What People Are Saying About Frank Ocean’s New Visual Album “Endless”
It’s finally here! Or rather, something is. Late last night, Frank Ocean finally released some new music via a visual album available to stream exclusively on Apple Music. The 45-minute video features footage of Ocean building a stand-alone staircase that originally streamed on his site boysdontcry.co set to 17 new tracks and a previously released cover of the Isley Brothers’ “At Your Best.”
But according to Rolling Stone, Endless isn’t Boys Don’t Cry. Boys Don’t Cry isn’t even Boys Don’t Cry anymore. That as yet un- or re-titled album proper is reportedly due sometime this weekend on Apple Music. We’ll hold our breath.
For now, the early first-listen hot takes are rolling in. Here’s what people are saying about the surprise visual album.
“It features over a dozen new lush, introspective songs… Overall, the tracks fit more into the mold of his dark, eerie André 3000 collaboration ‘Pink Matter’ than say, the catchy, Stevie Wonder-esque ‘Super Rich Kids.’” —Slate.com
“If visual albums increase in prevalence — and Ocean’s decision to make one with Endless further suggests they will — Beyoncé’s Lemonade will serve as a reference point. But Endless and Lemonade are about as different as two projects sharing the designation can be. Lemonade was a vibrant amalgam of distinctive settings, eye-popping fashion, tactfully deployed special effects, and even guest appearances by the likes of Serena Williams. Endless, by contrast, is restricted to a plain, colorless warehouse, where Ocean works on a singular, simplistic goal: building his staircase from scratch.” —Entertainment Weekly
“Endless sounds like an album made by a recluse, in the best possible way; Frank’s emotions are more muted, the album’s references less obvious, his influences wide-ranging from years of researching and woodshedding and practice. And based on the Internet’s instant reaction, fans aren’t writing it off as a meandering experiment or a disappointing left-turn for the artist. Endless is an album that’ll reveal itself more with every listen, its 45-minute run time making it even more of a joy to spend time with.” —USA Today

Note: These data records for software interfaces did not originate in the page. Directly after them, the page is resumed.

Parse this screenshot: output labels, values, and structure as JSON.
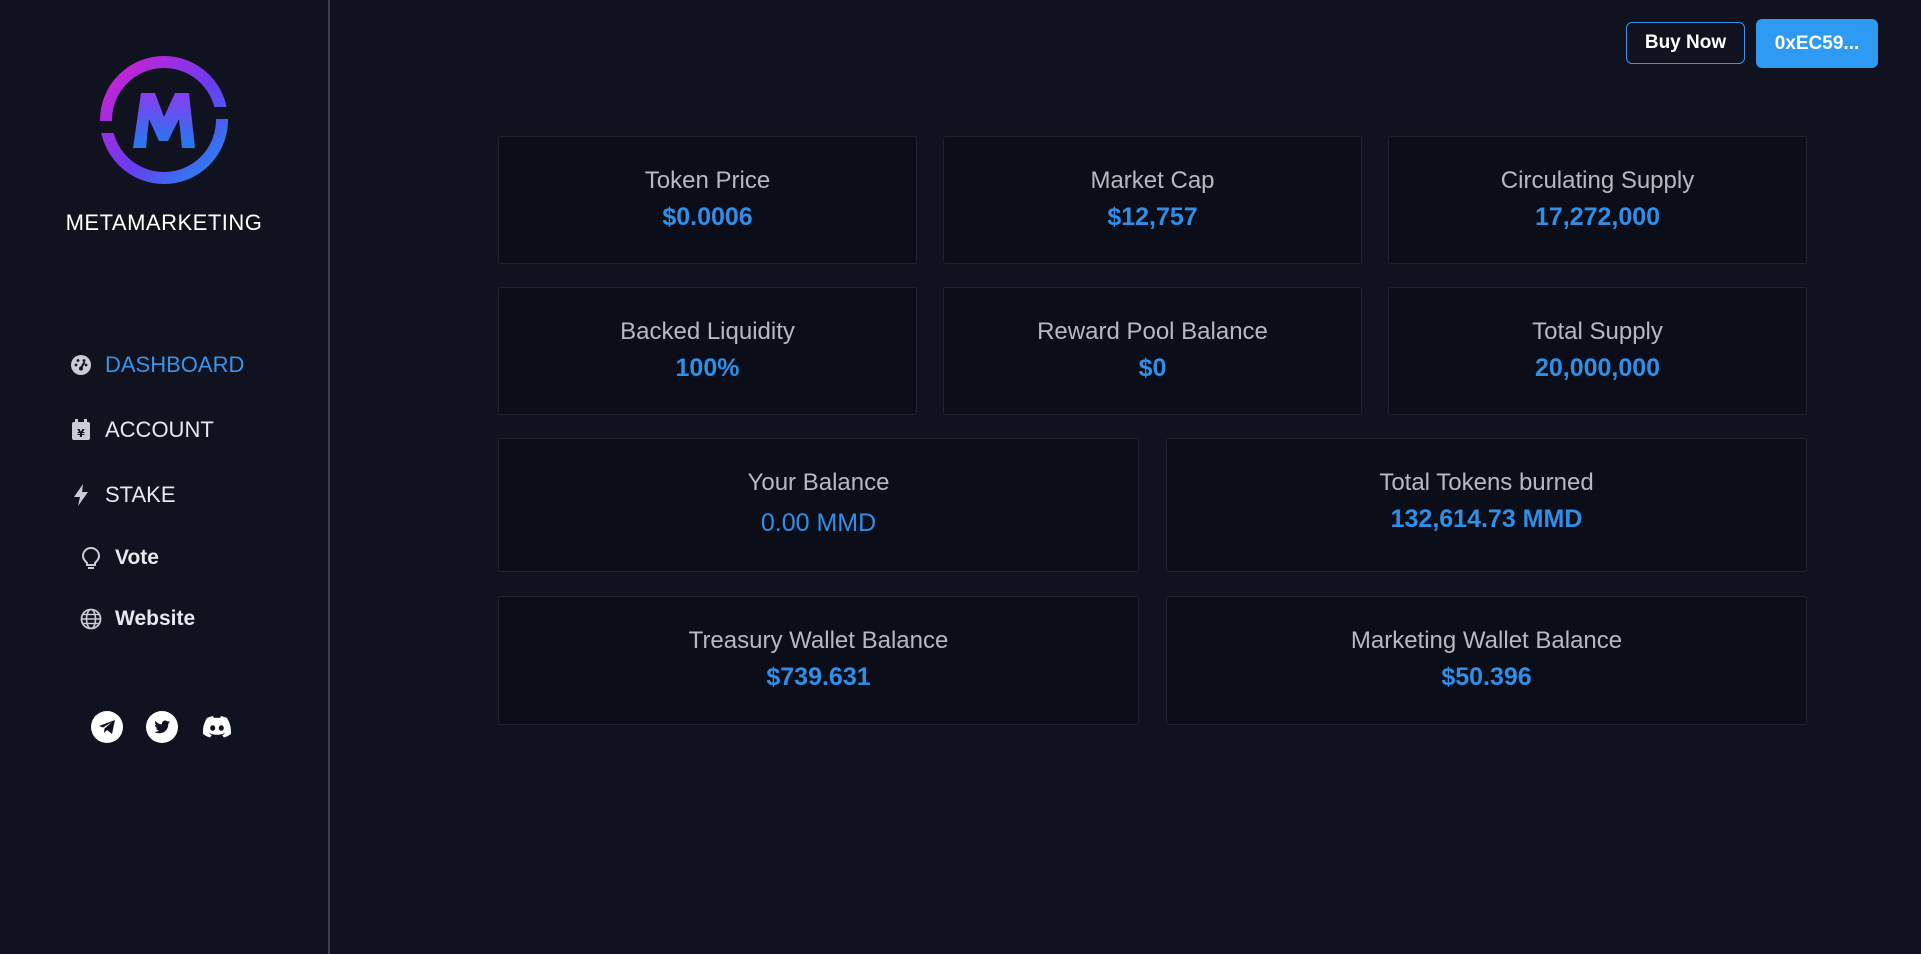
{
  "sidebar": {
    "brand": "METAMARKETING",
    "nav": {
      "dashboard": "DASHBOARD",
      "account": "ACCOUNT",
      "stake": "STAKE",
      "vote": "Vote",
      "website": "Website"
    }
  },
  "header": {
    "buy_label": "Buy Now",
    "wallet_label": "0xEC59..."
  },
  "stats": {
    "token_price": {
      "label": "Token Price",
      "value": "$0.0006"
    },
    "market_cap": {
      "label": "Market Cap",
      "value": "$12,757"
    },
    "circulating_supply": {
      "label": "Circulating Supply",
      "value": "17,272,000"
    },
    "backed_liquidity": {
      "label": "Backed Liquidity",
      "value": "100%"
    },
    "reward_pool_balance": {
      "label": "Reward Pool Balance",
      "value": "$0"
    },
    "total_supply": {
      "label": "Total Supply",
      "value": "20,000,000"
    },
    "your_balance": {
      "label": "Your Balance",
      "value": "0.00 MMD"
    },
    "total_tokens_burned": {
      "label": "Total Tokens burned",
      "value": "132,614.73 MMD"
    },
    "treasury_wallet_balance": {
      "label": "Treasury Wallet Balance",
      "value": "$739.631"
    },
    "marketing_wallet_balance": {
      "label": "Marketing Wallet Balance",
      "value": "$50.396"
    }
  },
  "colors": {
    "background": "#10131f",
    "card": "#0b0e18",
    "accent": "#2f8fe8",
    "wallet_button": "#2f9af2"
  }
}
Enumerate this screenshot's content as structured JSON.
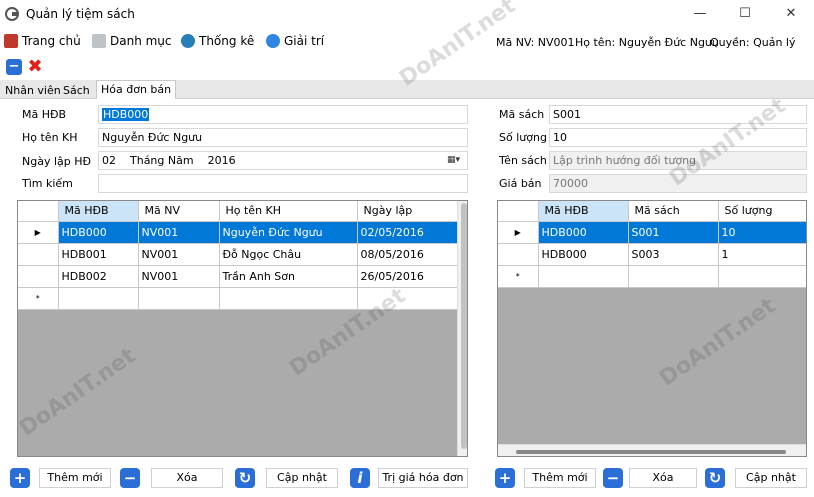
{
  "window": {
    "title": "Quản lý tiệm sách",
    "minimize_glyph": "—",
    "maximize_glyph": "☐",
    "close_glyph": "✕"
  },
  "menu": {
    "items": [
      {
        "label": "Trang chủ",
        "icon": "home-icon",
        "color": "#c0392b"
      },
      {
        "label": "Danh mục",
        "icon": "list-icon",
        "color": "#7f8c8d"
      },
      {
        "label": "Thống kê",
        "icon": "globe-icon",
        "color": "#2980b9"
      },
      {
        "label": "Giải trí",
        "icon": "music-icon",
        "color": "#2e86de"
      }
    ],
    "status": {
      "ma_nv": "Mã NV: NV001",
      "ho_ten": "Họ tên: Nguyễn Đức Ngưu",
      "quyen": "Quyền: Quản lý"
    }
  },
  "tabs": [
    {
      "label": "Nhân viên",
      "active": false
    },
    {
      "label": "Sách",
      "active": false
    },
    {
      "label": "Hóa đơn bán",
      "active": true
    }
  ],
  "invoice_form": {
    "ma_hdb_label": "Mã HĐB",
    "ma_hdb_value": "HDB000",
    "ho_ten_kh_label": "Họ tên KH",
    "ho_ten_kh_value": "Nguyễn Đức Ngưu",
    "ngay_lap_label": "Ngày lập HĐ",
    "ngay_lap_day": "02",
    "ngay_lap_month": "Tháng Năm",
    "ngay_lap_year": "2016",
    "tim_kiem_label": "Tìm kiếm",
    "tim_kiem_value": ""
  },
  "book_form": {
    "ma_sach_label": "Mã sách",
    "ma_sach_value": "S001",
    "so_luong_label": "Số lượng",
    "so_luong_value": "10",
    "ten_sach_label": "Tên sách",
    "ten_sach_value": "Lập trình hướng đối tượng",
    "gia_ban_label": "Giá bán",
    "gia_ban_value": "70000"
  },
  "invoice_grid": {
    "columns": [
      "Mã HĐB",
      "Mã NV",
      "Họ tên KH",
      "Ngày lập"
    ],
    "rows": [
      [
        "HDB000",
        "NV001",
        "Nguyễn Đức Ngưu",
        "02/05/2016"
      ],
      [
        "HDB001",
        "NV001",
        "Đỗ Ngọc Châu",
        "08/05/2016"
      ],
      [
        "HDB002",
        "NV001",
        "Trần Anh Sơn",
        "26/05/2016"
      ]
    ],
    "selected_row": 0,
    "new_row_marker": "*",
    "current_row_marker": "▶"
  },
  "detail_grid": {
    "columns": [
      "Mã HĐB",
      "Mã sách",
      "Số lượng"
    ],
    "rows": [
      [
        "HDB000",
        "S001",
        "10"
      ],
      [
        "HDB000",
        "S003",
        "1"
      ]
    ],
    "selected_row": 0,
    "new_row_marker": "*",
    "current_row_marker": "▶"
  },
  "buttons": {
    "them_moi": "Thêm mới",
    "xoa": "Xóa",
    "cap_nhat": "Cập nhật",
    "tri_gia": "Trị giá hóa đơn",
    "them_moi_2": "Thêm mới",
    "xoa_2": "Xóa",
    "cap_nhat_2": "Cập nhật"
  },
  "watermark": "DoAnIT.net"
}
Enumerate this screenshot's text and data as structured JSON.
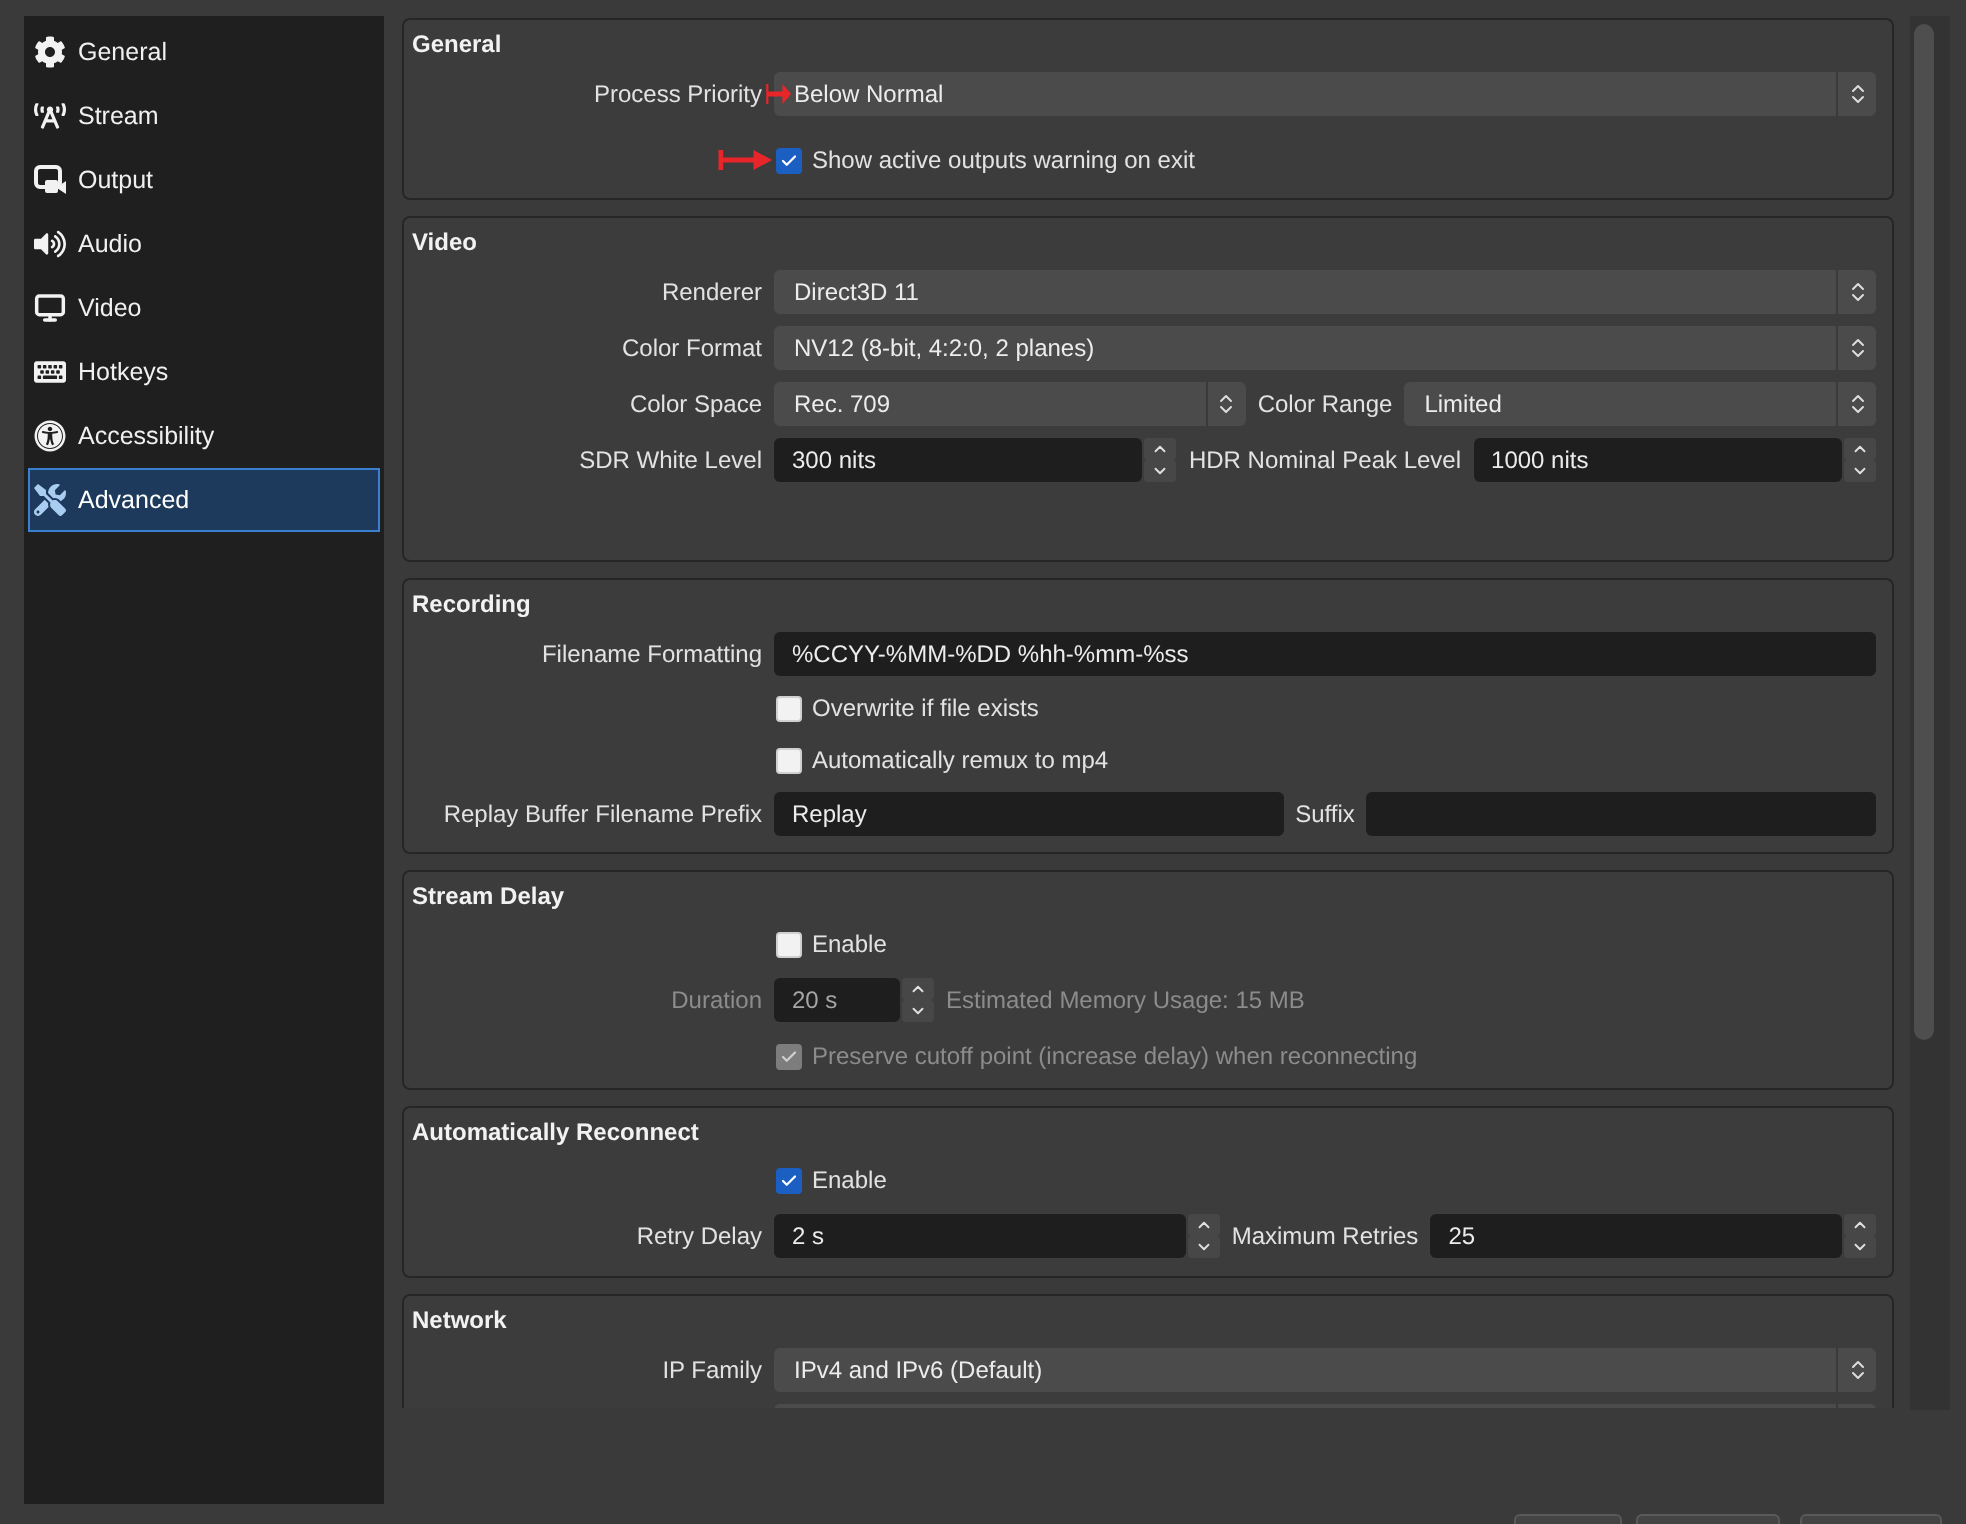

“Shot in stark black-and-white by Francisco Soriano, the 45-minute art piece is hardly the kind of fun, splashy, topical adventure that Ocean mentor Beyoncé displayed with her lavishly appointed, conversation-starting visual album Lemonade. Instead, it finds Ocean – actually three Oceans, shadowy silhouettes of one another – wandering across a studio as he assembles some kind of project. The piece seems designed to give us insight into the process of attempting to craft a masterpiece, as well as reward us with new music in advance of his next proper album’s seemingly imminent arrival.” —Rolling Stone
“Endless is a sonic evolution from Channel Orange, but still keeps in theme with Ocean’s familiar palette. Looping ambient beats build infectiously under confessional lyricism that sometimes gives way to braggadocious lines. He raps; he sings; he taps a few guest vocalists, like electro-crooner Sampha and R&B star Jazmine Sullivan (according to the credits), who sing on the brutally candid ‘Alabama.’” —Vanity Fair
“The most charitable snap judgement about this situation would be to say that it’s another example of how the Internet has enabled innovation around the notion of the album and the album release. The less charitable thought would be that this roll-out seems designed to maintain Ocean’s mysterious image and monumental buzz him while distracting a bit from the music itself (and, of course, making money for him and Apple). But in the hours and days to come, the music will seep to the fore of the conversation. Regardless of whether another Ocean album appears in anytime soon, Endless is too original, strange, and gorgeous not to inspire obsession.” —The Atlantic